→ **To do**
For this exercise, report every line of the material that includes "状态良好".
++++++++
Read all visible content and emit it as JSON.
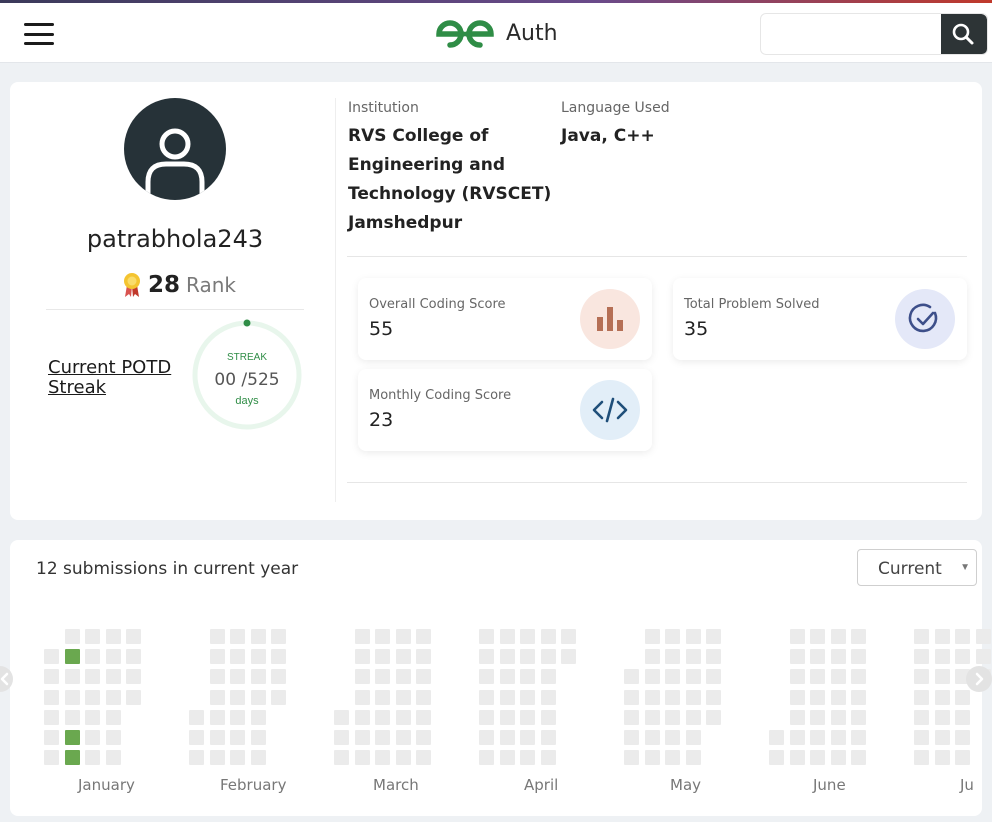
{
  "header": {
    "brand": "Auth",
    "search_placeholder": ""
  },
  "profile": {
    "username": "patrabhola243",
    "rank_value": "28",
    "rank_label": "Rank",
    "potd_label": "Current POTD Streak",
    "streak": {
      "label": "STREAK",
      "current": "00",
      "total": "/525",
      "unit": "days"
    },
    "institution_label": "Institution",
    "institution_lines": [
      "RVS College of",
      "Engineering and",
      "Technology (RVSCET)",
      "Jamshedpur"
    ],
    "language_label": "Language Used",
    "languages": "Java, C++"
  },
  "stats": {
    "overall_label": "Overall Coding Score",
    "overall_value": "55",
    "problems_label": "Total Problem Solved",
    "problems_value": "35",
    "monthly_label": "Monthly Coding Score",
    "monthly_value": "23"
  },
  "submissions": {
    "summary": "12 submissions in current year",
    "dropdown_selected": "Current",
    "months": [
      "January",
      "February",
      "March",
      "April",
      "May",
      "June",
      "Ju"
    ]
  },
  "colors": {
    "brand_green": "#2f8d46",
    "heat_empty": "#ebebeb",
    "heat_active": "#6aa84f",
    "search_button": "#2d3436"
  },
  "icons": {
    "menu": "hamburger-menu-icon",
    "search": "search-icon",
    "avatar": "user-avatar-icon",
    "rank": "medal-icon",
    "overall": "bar-chart-icon",
    "problems": "check-circle-icon",
    "monthly": "code-icon",
    "prev": "chevron-left-icon",
    "next": "chevron-right-icon"
  }
}
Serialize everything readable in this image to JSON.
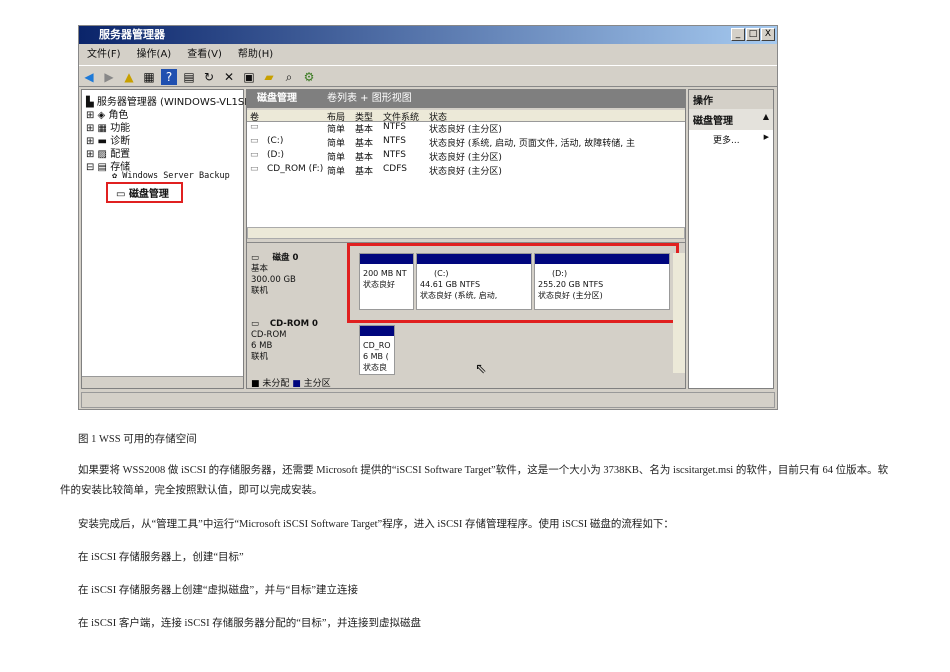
{
  "window": {
    "title": "服务器管理器",
    "minimize": "_",
    "maximize": "□",
    "close": "X"
  },
  "menu": [
    "文件(F)",
    "操作(A)",
    "查看(V)",
    "帮助(H)"
  ],
  "tree": {
    "root": "服务器管理器 (WINDOWS-VL1SLP",
    "items": [
      "角色",
      "功能",
      "诊断",
      "配置",
      "存储"
    ],
    "storage_children": [
      "Windows Server Backup",
      "磁盘管理"
    ]
  },
  "center": {
    "title": "磁盘管理",
    "view": "卷列表 + 图形视图",
    "columns": [
      "卷",
      "布局",
      "类型",
      "文件系统",
      "状态"
    ],
    "rows": [
      [
        "",
        "简单",
        "基本",
        "NTFS",
        "状态良好 (主分区)"
      ],
      [
        "(C:)",
        "简单",
        "基本",
        "NTFS",
        "状态良好 (系统, 启动, 页面文件, 活动, 故障转储, 主"
      ],
      [
        "(D:)",
        "简单",
        "基本",
        "NTFS",
        "状态良好 (主分区)"
      ],
      [
        "CD_ROM (F:)",
        "简单",
        "基本",
        "CDFS",
        "状态良好 (主分区)"
      ]
    ],
    "disks": [
      {
        "name": "磁盘 0",
        "type": "基本",
        "size": "300.00 GB",
        "status": "联机",
        "partitions": [
          {
            "label": "",
            "size": "200 MB NT",
            "state": "状态良好"
          },
          {
            "label": "(C:)",
            "size": "44.61 GB NTFS",
            "state": "状态良好 (系统, 启动,"
          },
          {
            "label": "(D:)",
            "size": "255.20 GB NTFS",
            "state": "状态良好 (主分区)"
          }
        ]
      },
      {
        "name": "CD-ROM 0",
        "type": "CD-ROM",
        "size": "6 MB",
        "status": "联机",
        "partitions": [
          {
            "label": "CD_RO",
            "size": "6 MB (",
            "state": "状态良"
          }
        ]
      }
    ],
    "legend": [
      "未分配",
      "主分区"
    ]
  },
  "actions": {
    "title": "操作",
    "section": "磁盘管理",
    "more": "更多..."
  },
  "colors": {
    "primary": "#00067e",
    "unallocated": "#000000",
    "highlight": "#e02020"
  },
  "doc": {
    "caption": "图 1   WSS 可用的存储空间",
    "p1a": "如果要将 WSS2008 做 iSCSI 的存储服务器，还需要 Microsoft 提供的“iSCSI Software Target”软件，这是一个大小为 3738KB、名为 iscsitarget.msi 的软件，目前只有 64 位版本。软",
    "p1b": "件的安装比较简单，完全按照默认值，即可以完成安装。",
    "p2": "安装完成后，从“管理工具”中运行“Microsoft iSCSI Software Target”程序，进入 iSCSI 存储管理程序。使用 iSCSI 磁盘的流程如下：",
    "s1": "在 iSCSI 存储服务器上，创建“目标”",
    "s2": "在 iSCSI 存储服务器上创建“虚拟磁盘”，并与“目标”建立连接",
    "s3": "在 iSCSI 客户端，连接 iSCSI 存储服务器分配的“目标”，并连接到虚拟磁盘"
  }
}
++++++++
→ **The completed task**
        "状态良好 (主分区)"
        "状态良好 (系统, 启动, 页面文件, 活动, 故障转储, 主"
        "状态良好 (主分区)"
        "状态良好 (主分区)"
            "state": "状态良好"
            "state": "状态良好 (系统, 启动,"
            "state": "状态良好 (主分区)"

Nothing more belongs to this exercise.